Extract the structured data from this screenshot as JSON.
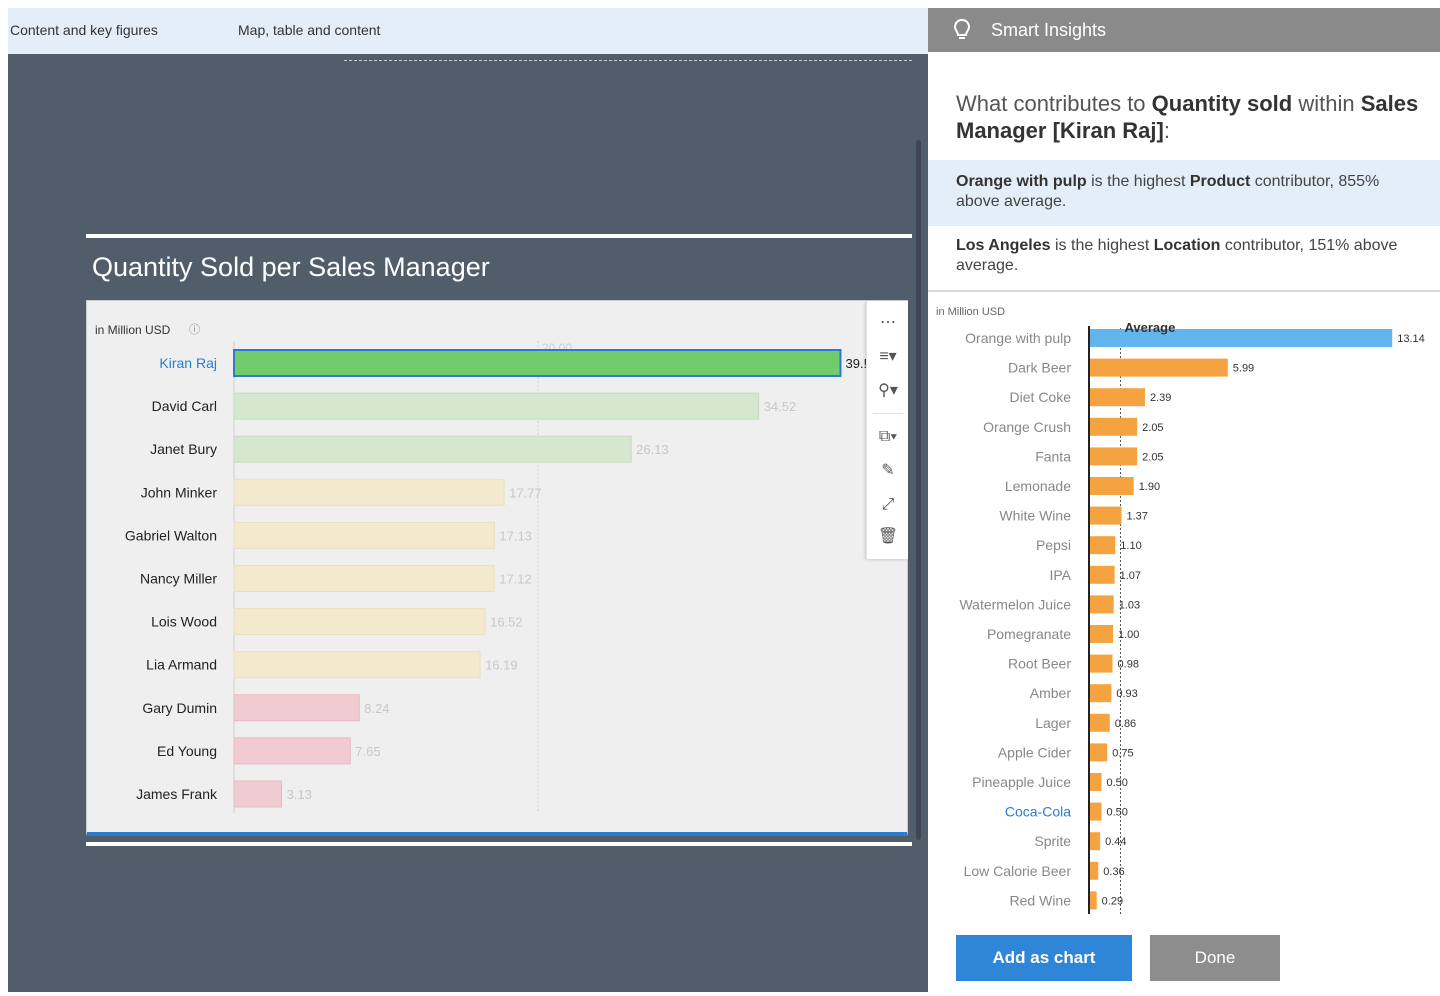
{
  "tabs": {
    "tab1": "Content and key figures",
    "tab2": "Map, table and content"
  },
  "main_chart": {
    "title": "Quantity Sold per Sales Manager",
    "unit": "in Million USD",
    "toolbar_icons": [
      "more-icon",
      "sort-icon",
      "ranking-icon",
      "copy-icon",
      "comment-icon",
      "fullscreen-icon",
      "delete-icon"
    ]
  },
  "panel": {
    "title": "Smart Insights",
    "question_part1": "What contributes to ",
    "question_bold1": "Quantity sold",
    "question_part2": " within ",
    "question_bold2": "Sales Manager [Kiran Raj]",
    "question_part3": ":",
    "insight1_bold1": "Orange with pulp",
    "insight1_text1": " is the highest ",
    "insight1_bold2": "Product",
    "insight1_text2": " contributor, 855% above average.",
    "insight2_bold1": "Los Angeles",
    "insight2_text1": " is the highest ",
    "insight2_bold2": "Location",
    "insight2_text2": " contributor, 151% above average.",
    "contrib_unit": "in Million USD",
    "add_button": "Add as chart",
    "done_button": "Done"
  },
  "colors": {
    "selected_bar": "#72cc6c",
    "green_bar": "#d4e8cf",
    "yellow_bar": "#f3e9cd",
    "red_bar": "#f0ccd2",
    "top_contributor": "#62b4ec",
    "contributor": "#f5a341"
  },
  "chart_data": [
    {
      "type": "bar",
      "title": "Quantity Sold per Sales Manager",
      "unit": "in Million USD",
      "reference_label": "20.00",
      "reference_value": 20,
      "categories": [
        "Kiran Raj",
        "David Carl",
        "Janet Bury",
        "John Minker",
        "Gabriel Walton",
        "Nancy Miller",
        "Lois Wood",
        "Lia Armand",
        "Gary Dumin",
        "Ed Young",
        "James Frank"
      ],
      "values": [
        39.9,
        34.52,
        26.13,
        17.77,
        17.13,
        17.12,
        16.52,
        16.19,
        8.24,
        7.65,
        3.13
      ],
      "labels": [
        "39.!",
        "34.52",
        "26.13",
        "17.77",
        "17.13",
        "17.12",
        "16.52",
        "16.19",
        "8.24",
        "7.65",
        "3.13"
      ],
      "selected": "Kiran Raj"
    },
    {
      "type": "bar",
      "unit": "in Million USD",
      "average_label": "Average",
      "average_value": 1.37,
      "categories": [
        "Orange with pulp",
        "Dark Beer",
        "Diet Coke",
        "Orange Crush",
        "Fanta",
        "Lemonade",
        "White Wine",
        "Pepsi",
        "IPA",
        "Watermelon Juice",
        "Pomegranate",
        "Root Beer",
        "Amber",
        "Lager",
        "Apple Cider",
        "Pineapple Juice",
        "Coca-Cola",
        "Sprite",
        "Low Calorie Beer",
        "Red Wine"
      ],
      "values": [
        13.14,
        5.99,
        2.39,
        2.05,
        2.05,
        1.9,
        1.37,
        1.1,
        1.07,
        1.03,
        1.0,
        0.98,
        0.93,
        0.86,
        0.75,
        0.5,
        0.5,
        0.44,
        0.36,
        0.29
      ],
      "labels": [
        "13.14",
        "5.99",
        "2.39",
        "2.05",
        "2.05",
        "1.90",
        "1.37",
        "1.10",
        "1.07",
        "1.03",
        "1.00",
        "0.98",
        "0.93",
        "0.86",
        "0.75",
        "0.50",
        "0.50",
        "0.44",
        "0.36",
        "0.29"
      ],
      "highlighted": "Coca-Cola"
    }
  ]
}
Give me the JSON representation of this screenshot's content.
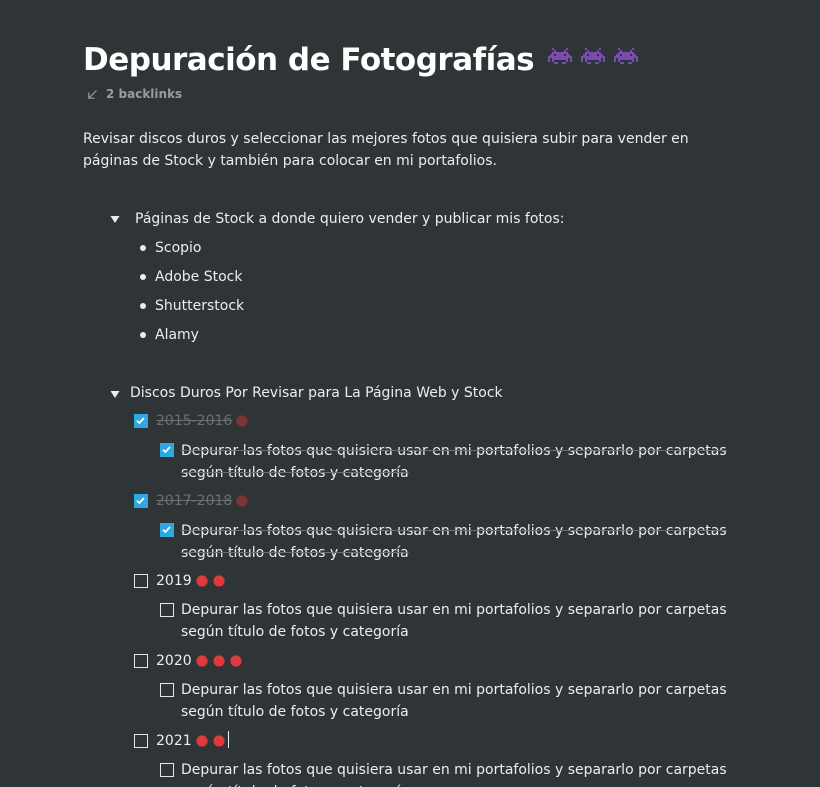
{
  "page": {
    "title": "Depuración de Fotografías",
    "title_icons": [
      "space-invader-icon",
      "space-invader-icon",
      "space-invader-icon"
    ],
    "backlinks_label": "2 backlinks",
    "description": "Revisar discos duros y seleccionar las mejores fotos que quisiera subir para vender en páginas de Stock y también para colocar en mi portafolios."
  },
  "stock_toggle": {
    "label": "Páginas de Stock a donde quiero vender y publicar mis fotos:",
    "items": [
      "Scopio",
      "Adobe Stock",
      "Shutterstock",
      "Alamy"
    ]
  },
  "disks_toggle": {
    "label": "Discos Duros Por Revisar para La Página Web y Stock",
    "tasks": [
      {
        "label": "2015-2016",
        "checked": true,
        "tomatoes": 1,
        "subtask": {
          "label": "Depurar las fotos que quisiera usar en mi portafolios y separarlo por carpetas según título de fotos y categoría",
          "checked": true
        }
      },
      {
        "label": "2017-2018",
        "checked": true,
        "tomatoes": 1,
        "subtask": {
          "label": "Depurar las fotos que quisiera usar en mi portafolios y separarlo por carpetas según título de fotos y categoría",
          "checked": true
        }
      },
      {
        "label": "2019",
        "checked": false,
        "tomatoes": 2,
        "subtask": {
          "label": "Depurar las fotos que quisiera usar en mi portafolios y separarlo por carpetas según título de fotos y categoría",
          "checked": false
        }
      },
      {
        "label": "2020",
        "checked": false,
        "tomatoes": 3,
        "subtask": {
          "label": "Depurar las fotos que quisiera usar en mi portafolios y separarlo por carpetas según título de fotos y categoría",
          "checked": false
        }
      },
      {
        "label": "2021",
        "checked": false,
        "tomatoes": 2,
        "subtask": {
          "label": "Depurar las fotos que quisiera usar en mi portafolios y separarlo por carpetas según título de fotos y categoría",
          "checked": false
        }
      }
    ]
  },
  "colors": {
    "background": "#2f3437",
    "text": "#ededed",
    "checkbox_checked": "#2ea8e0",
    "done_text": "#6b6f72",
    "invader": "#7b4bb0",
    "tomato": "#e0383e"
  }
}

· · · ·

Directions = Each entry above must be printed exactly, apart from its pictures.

Solution for this task =
Extract the structured data from this screenshot as JSON.
{
  "tabs": {
    "tab1": "Content and key figures",
    "tab2": "Map, table and content"
  },
  "main_chart": {
    "title": "Quantity Sold per Sales Manager",
    "unit": "in Million USD",
    "toolbar_icons": [
      "more-icon",
      "sort-icon",
      "ranking-icon",
      "copy-icon",
      "comment-icon",
      "fullscreen-icon",
      "delete-icon"
    ]
  },
  "panel": {
    "title": "Smart Insights",
    "question_part1": "What contributes to ",
    "question_bold1": "Quantity sold",
    "question_part2": " within ",
    "question_bold2": "Sales Manager [Kiran Raj]",
    "question_part3": ":",
    "insight1_bold1": "Orange with pulp",
    "insight1_text1": " is the highest ",
    "insight1_bold2": "Product",
    "insight1_text2": " contributor, 855% above average.",
    "insight2_bold1": "Los Angeles",
    "insight2_text1": " is the highest ",
    "insight2_bold2": "Location",
    "insight2_text2": " contributor, 151% above average.",
    "contrib_unit": "in Million USD",
    "add_button": "Add as chart",
    "done_button": "Done"
  },
  "colors": {
    "selected_bar": "#72cc6c",
    "green_bar": "#d4e8cf",
    "yellow_bar": "#f3e9cd",
    "red_bar": "#f0ccd2",
    "top_contributor": "#62b4ec",
    "contributor": "#f5a341"
  },
  "chart_data": [
    {
      "type": "bar",
      "title": "Quantity Sold per Sales Manager",
      "unit": "in Million USD",
      "reference_label": "20.00",
      "reference_value": 20,
      "categories": [
        "Kiran Raj",
        "David Carl",
        "Janet Bury",
        "John Minker",
        "Gabriel Walton",
        "Nancy Miller",
        "Lois Wood",
        "Lia Armand",
        "Gary Dumin",
        "Ed Young",
        "James Frank"
      ],
      "values": [
        39.9,
        34.52,
        26.13,
        17.77,
        17.13,
        17.12,
        16.52,
        16.19,
        8.24,
        7.65,
        3.13
      ],
      "labels": [
        "39.!",
        "34.52",
        "26.13",
        "17.77",
        "17.13",
        "17.12",
        "16.52",
        "16.19",
        "8.24",
        "7.65",
        "3.13"
      ],
      "selected": "Kiran Raj"
    },
    {
      "type": "bar",
      "unit": "in Million USD",
      "average_label": "Average",
      "average_value": 1.37,
      "categories": [
        "Orange with pulp",
        "Dark Beer",
        "Diet Coke",
        "Orange Crush",
        "Fanta",
        "Lemonade",
        "White Wine",
        "Pepsi",
        "IPA",
        "Watermelon Juice",
        "Pomegranate",
        "Root Beer",
        "Amber",
        "Lager",
        "Apple Cider",
        "Pineapple Juice",
        "Coca-Cola",
        "Sprite",
        "Low Calorie Beer",
        "Red Wine"
      ],
      "values": [
        13.14,
        5.99,
        2.39,
        2.05,
        2.05,
        1.9,
        1.37,
        1.1,
        1.07,
        1.03,
        1.0,
        0.98,
        0.93,
        0.86,
        0.75,
        0.5,
        0.5,
        0.44,
        0.36,
        0.29
      ],
      "labels": [
        "13.14",
        "5.99",
        "2.39",
        "2.05",
        "2.05",
        "1.90",
        "1.37",
        "1.10",
        "1.07",
        "1.03",
        "1.00",
        "0.98",
        "0.93",
        "0.86",
        "0.75",
        "0.50",
        "0.50",
        "0.44",
        "0.36",
        "0.29"
      ],
      "highlighted": "Coca-Cola"
    }
  ]
}
Give me the JSON representation of this screenshot's content.
{
  "page": {
    "title": "Depuración de Fotografías",
    "title_icons": [
      "space-invader-icon",
      "space-invader-icon",
      "space-invader-icon"
    ],
    "backlinks_label": "2 backlinks",
    "description": "Revisar discos duros y seleccionar las mejores fotos que quisiera subir para vender en páginas de Stock y también para colocar en mi portafolios."
  },
  "stock_toggle": {
    "label": "Páginas de Stock a donde quiero vender y publicar mis fotos:",
    "items": [
      "Scopio",
      "Adobe Stock",
      "Shutterstock",
      "Alamy"
    ]
  },
  "disks_toggle": {
    "label": "Discos Duros Por Revisar para La Página Web y Stock",
    "tasks": [
      {
        "label": "2015-2016",
        "checked": true,
        "tomatoes": 1,
        "subtask": {
          "label": "Depurar las fotos que quisiera usar en mi portafolios y separarlo por carpetas según título de fotos y categoría",
          "checked": true
        }
      },
      {
        "label": "2017-2018",
        "checked": true,
        "tomatoes": 1,
        "subtask": {
          "label": "Depurar las fotos que quisiera usar en mi portafolios y separarlo por carpetas según título de fotos y categoría",
          "checked": true
        }
      },
      {
        "label": "2019",
        "checked": false,
        "tomatoes": 2,
        "subtask": {
          "label": "Depurar las fotos que quisiera usar en mi portafolios y separarlo por carpetas según título de fotos y categoría",
          "checked": false
        }
      },
      {
        "label": "2020",
        "checked": false,
        "tomatoes": 3,
        "subtask": {
          "label": "Depurar las fotos que quisiera usar en mi portafolios y separarlo por carpetas según título de fotos y categoría",
          "checked": false
        }
      },
      {
        "label": "2021",
        "checked": false,
        "tomatoes": 2,
        "subtask": {
          "label": "Depurar las fotos que quisiera usar en mi portafolios y separarlo por carpetas según título de fotos y categoría",
          "checked": false
        }
      }
    ]
  },
  "colors": {
    "background": "#2f3437",
    "text": "#ededed",
    "checkbox_checked": "#2ea8e0",
    "done_text": "#6b6f72",
    "invader": "#7b4bb0",
    "tomato": "#e0383e"
  }
}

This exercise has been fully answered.